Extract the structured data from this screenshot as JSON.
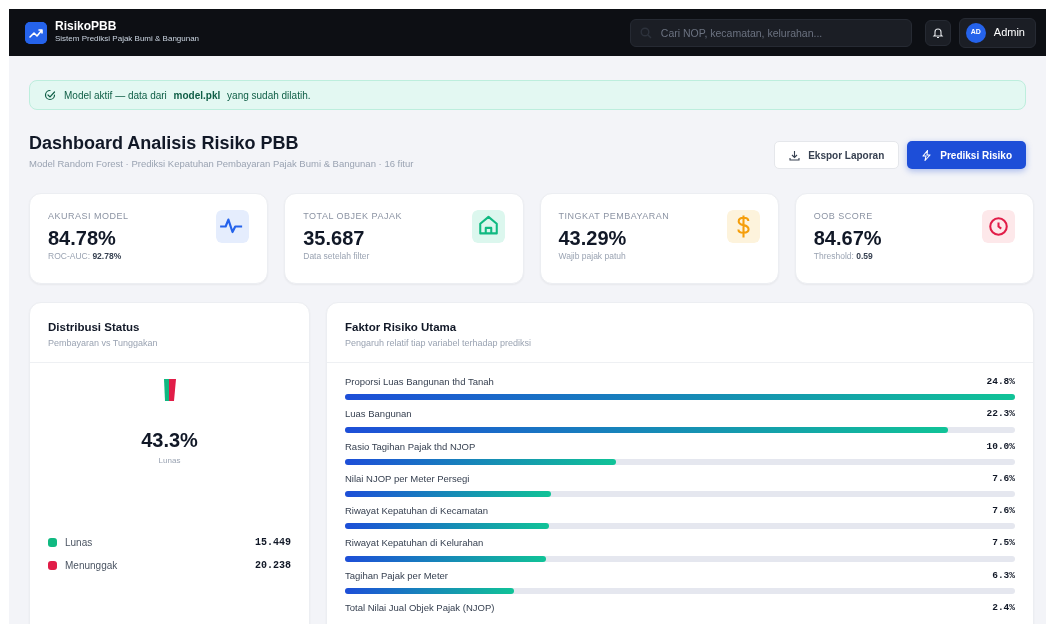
{
  "brand": {
    "name": "RisikoPBB",
    "tagline": "Sistem Prediksi Pajak Bumi & Bangunan"
  },
  "search": {
    "placeholder": "Cari NOP, kecamatan, kelurahan..."
  },
  "user": {
    "initials": "AD",
    "name": "Admin"
  },
  "alert": {
    "text": "Model aktif — data dari **model.pkl** yang sudah dilatih."
  },
  "page": {
    "title": "Dashboard Analisis Risiko PBB",
    "subtitle": "Model Random Forest · Prediksi Kepatuhan Pembayaran Pajak Bumi & Bangunan · 16 fitur"
  },
  "actions": [
    {
      "label": "Ekspor Laporan",
      "kind": "outline"
    },
    {
      "label": "Prediksi Risiko",
      "kind": "primary"
    }
  ],
  "stats": [
    {
      "label": "AKURASI MODEL",
      "value": "84.78%",
      "note": "ROC-AUC: **92.78%**",
      "kind": "pulse"
    },
    {
      "label": "TOTAL OBJEK PAJAK",
      "value": "35.687",
      "note": "Data setelah filter",
      "kind": "home"
    },
    {
      "label": "TINGKAT PEMBAYARAN",
      "value": "43.29%",
      "note": "Wajib pajak patuh",
      "kind": "dollar"
    },
    {
      "label": "OOB SCORE",
      "value": "84.67%",
      "note": "Threshold: **0.59**",
      "kind": "clock"
    }
  ],
  "distribution": {
    "title": "Distribusi Status",
    "subtitle": "Pembayaran vs Tunggakan",
    "center_value": "43.3%",
    "center_label": "Lunas",
    "legend": [
      {
        "label": "Lunas",
        "value": "15.449",
        "color": "#10b981"
      },
      {
        "label": "Menunggak",
        "value": "20.238",
        "color": "#e11d48"
      }
    ]
  },
  "factors": {
    "title": "Faktor Risiko Utama",
    "subtitle": "Pengaruh relatif tiap variabel terhadap prediksi",
    "items": [
      {
        "label": "Proporsi Luas Bangunan thd Tanah",
        "value": "24.8%",
        "level": 1.0
      },
      {
        "label": "Luas Bangunan",
        "value": "22.3%",
        "level": 0.9
      },
      {
        "label": "Rasio Tagihan Pajak thd NJOP",
        "value": "10.0%",
        "level": 0.404
      },
      {
        "label": "Nilai NJOP per Meter Persegi",
        "value": "7.6%",
        "level": 0.307
      },
      {
        "label": "Riwayat Kepatuhan di Kecamatan",
        "value": "7.6%",
        "level": 0.305
      },
      {
        "label": "Riwayat Kepatuhan di Kelurahan",
        "value": "7.5%",
        "level": 0.3
      },
      {
        "label": "Tagihan Pajak per Meter",
        "value": "6.3%",
        "level": 0.252
      },
      {
        "label": "Total Nilai Jual Objek Pajak (NJOP)",
        "value": "2.4%"
      }
    ]
  }
}
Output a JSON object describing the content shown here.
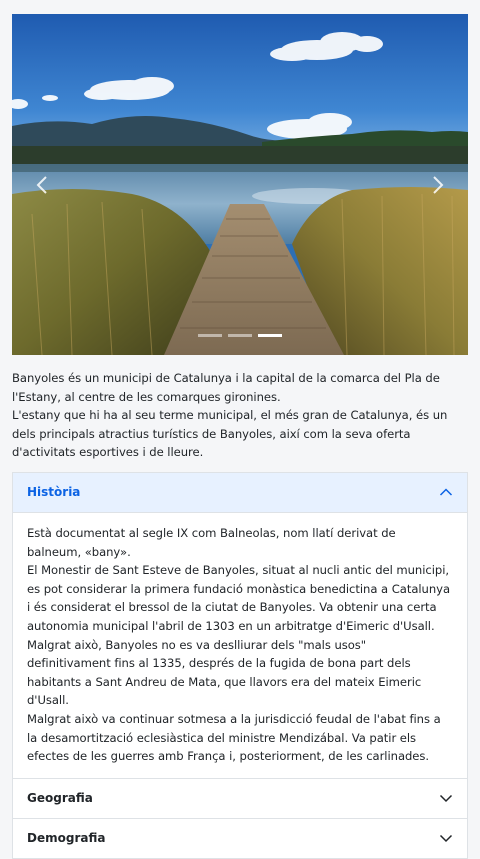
{
  "carousel": {
    "prev_label": "‹",
    "next_label": "›",
    "slide_count": 3,
    "active_index": 1
  },
  "intro": {
    "lines": [
      "Banyoles és un municipi de Catalunya i la capital de la comarca del Pla de l'Estany, al centre de les comarques gironines.",
      "L'estany que hi ha al seu terme municipal, el més gran de Catalunya, és un dels principals atractius turístics de Banyoles, així com la seva oferta d'activitats esportives i de lleure."
    ]
  },
  "accordion": {
    "historia": {
      "title": "Història",
      "expanded": true,
      "paragraphs": [
        "Està documentat al segle IX com Balneolas, nom llatí derivat de balneum, «bany».",
        "El Monestir de Sant Esteve de Banyoles, situat al nucli antic del municipi, es pot considerar la primera fundació monàstica benedictina a Catalunya i és considerat el bressol de la ciutat de Banyoles. Va obtenir una certa autonomia municipal l'abril de 1303 en un arbitratge d'Eimeric d'Usall. Malgrat això, Banyoles no es va deslliurar dels \"mals usos\" definitivament fins al 1335, després de la fugida de bona part dels habitants a Sant Andreu de Mata, que llavors era del mateix Eimeric d'Usall.",
        "Malgrat això va continuar sotmesa a la jurisdicció feudal de l'abat fins a la desamortització eclesiàstica del ministre Mendizábal. Va patir els efectes de les guerres amb França i, posteriorment, de les carlinades."
      ]
    },
    "geografia": {
      "title": "Geografia",
      "expanded": false
    },
    "demografia": {
      "title": "Demografia",
      "expanded": false
    }
  },
  "colors": {
    "accent": "#0c63e4",
    "accordion_active_bg": "#e7f1ff",
    "page_bg": "#f5f6f8"
  }
}
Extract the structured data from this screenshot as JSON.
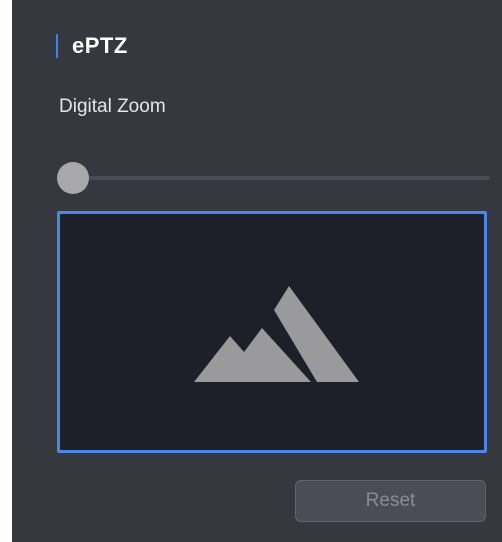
{
  "panel": {
    "title": "ePTZ",
    "accent_color": "#3b82f6"
  },
  "zoom": {
    "label": "Digital Zoom",
    "slider_value": 0,
    "slider_min": 0,
    "slider_max": 1
  },
  "preview": {
    "placeholder_icon": "mountain-icon",
    "selected": true
  },
  "actions": {
    "reset_label": "Reset",
    "reset_enabled": false
  }
}
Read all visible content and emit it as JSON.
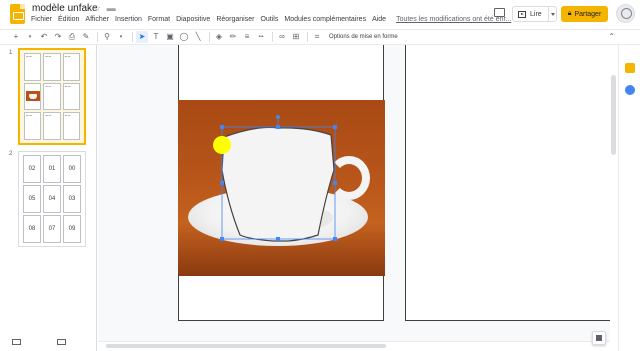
{
  "app": {
    "doc_title": "modèle unfake",
    "menu": [
      "Fichier",
      "Édition",
      "Afficher",
      "Insertion",
      "Format",
      "Diapositive",
      "Réorganiser",
      "Outils",
      "Modules complémentaires",
      "Aide"
    ],
    "save_status": "Toutes les modifications ont été enr...",
    "present_label": "Lire",
    "share_label": "Partager"
  },
  "toolbar": {
    "format_options_label": "Options de mise en forme"
  },
  "filmstrip": {
    "slides": [
      {
        "number": "1"
      },
      {
        "number": "2",
        "cells": [
          "02",
          "01",
          "00",
          "05",
          "04",
          "03",
          "08",
          "07",
          "09"
        ]
      }
    ]
  },
  "colors": {
    "accent": "#f4b400",
    "selection": "#4285f4",
    "marker": "#ffff00"
  },
  "icons": [
    "undo-icon",
    "redo-icon",
    "print-icon",
    "paint-format-icon",
    "zoom-icon",
    "select-icon",
    "textbox-icon",
    "image-icon",
    "shape-icon",
    "line-icon",
    "fill-color-icon",
    "border-color-icon",
    "border-weight-icon",
    "border-dash-icon",
    "link-icon",
    "comment-add-icon",
    "crop-icon",
    "mask-icon"
  ]
}
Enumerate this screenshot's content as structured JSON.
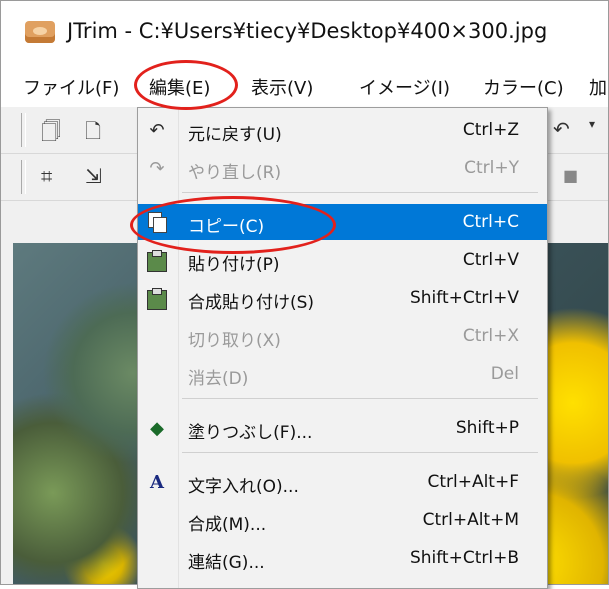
{
  "window": {
    "title": "JTrim - C:¥Users¥tiecy¥Desktop¥400×300.jpg"
  },
  "menubar": [
    {
      "label": "ファイル(F)"
    },
    {
      "label": "編集(E)"
    },
    {
      "label": "表示(V)"
    },
    {
      "label": "イメージ(I)"
    },
    {
      "label": "カラー(C)"
    },
    {
      "label": "加"
    }
  ],
  "edit_menu": {
    "items": [
      {
        "icon": "undo-icon",
        "label": "元に戻す(U)",
        "shortcut": "Ctrl+Z",
        "enabled": true
      },
      {
        "icon": "redo-icon",
        "label": "やり直し(R)",
        "shortcut": "Ctrl+Y",
        "enabled": false
      },
      {
        "icon": "copy-icon",
        "label": "コピー(C)",
        "shortcut": "Ctrl+C",
        "enabled": true,
        "selected": true
      },
      {
        "icon": "paste-icon",
        "label": "貼り付け(P)",
        "shortcut": "Ctrl+V",
        "enabled": true
      },
      {
        "icon": "paste-merge-icon",
        "label": "合成貼り付け(S)",
        "shortcut": "Shift+Ctrl+V",
        "enabled": true
      },
      {
        "icon": "cut-icon",
        "label": "切り取り(X)",
        "shortcut": "Ctrl+X",
        "enabled": false
      },
      {
        "icon": "erase-icon",
        "label": "消去(D)",
        "shortcut": "Del",
        "enabled": false
      },
      {
        "icon": "fill-icon",
        "label": "塗りつぶし(F)...",
        "shortcut": "Shift+P",
        "enabled": true
      },
      {
        "icon": "text-icon",
        "label": "文字入れ(O)...",
        "shortcut": "Ctrl+Alt+F",
        "enabled": true
      },
      {
        "icon": "",
        "label": "合成(M)...",
        "shortcut": "Ctrl+Alt+M",
        "enabled": true
      },
      {
        "icon": "",
        "label": "連結(G)...",
        "shortcut": "Shift+Ctrl+B",
        "enabled": true
      }
    ]
  },
  "colors": {
    "highlight": "#0078d7",
    "annotation": "#e2211c",
    "disabled": "#9a9a9a"
  }
}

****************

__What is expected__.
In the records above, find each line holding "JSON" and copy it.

__Expected output__.
Extract the structured data from this screenshot as JSON.
Output a JSON object describing the content shown here.
Extract the structured data from this screenshot as JSON.
Read all visible content and emit it as JSON.
Enumerate this screenshot's content as structured JSON.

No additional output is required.